[Records supplied]

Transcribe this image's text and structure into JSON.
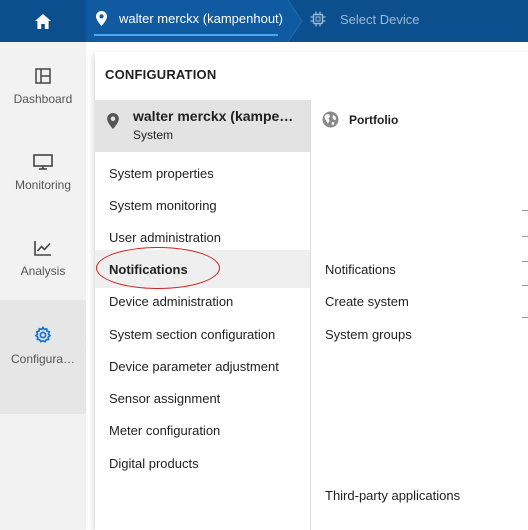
{
  "topbar": {
    "home_icon": "home-icon",
    "system_crumb": {
      "icon": "location-pin-icon",
      "label": "walter merckx (kampenhout)"
    },
    "device_crumb": {
      "icon": "chip-icon",
      "label": "Select Device"
    }
  },
  "sidebar": {
    "items": [
      {
        "label": "Dashboard",
        "icon": "dashboard-icon"
      },
      {
        "label": "Monitoring",
        "icon": "monitor-icon"
      },
      {
        "label": "Analysis",
        "icon": "chart-line-icon"
      },
      {
        "label": "Configura…",
        "icon": "gear-icon",
        "active": true
      }
    ]
  },
  "panel": {
    "title": "CONFIGURATION",
    "system": {
      "name": "walter merckx (kampe…",
      "subtitle": "System"
    },
    "left_items": [
      "System properties",
      "System monitoring",
      "User administration",
      "Notifications",
      "Device administration",
      "System section configuration",
      "Device parameter adjustment",
      "Sensor assignment",
      "Meter configuration",
      "Digital products"
    ],
    "highlighted_item": "Notifications",
    "right_header": {
      "label": "Portfolio",
      "icon": "globe-icon"
    },
    "right_items": [
      "Notifications",
      "Create system",
      "System groups",
      "Third-party applications"
    ]
  },
  "colors": {
    "topbar": "#0b4f8e",
    "active_crumb": "#0f5aa0",
    "accent": "#1a73c8",
    "highlight_circle": "#cc2020"
  }
}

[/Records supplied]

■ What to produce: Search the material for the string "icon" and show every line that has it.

■ Output:
    "home_icon": "home-icon",
      "icon": "location-pin-icon",
      "icon": "chip-icon",
        "icon": "dashboard-icon"
        "icon": "monitor-icon"
        "icon": "chart-line-icon"
        "icon": "gear-icon",
      "icon": "globe-icon"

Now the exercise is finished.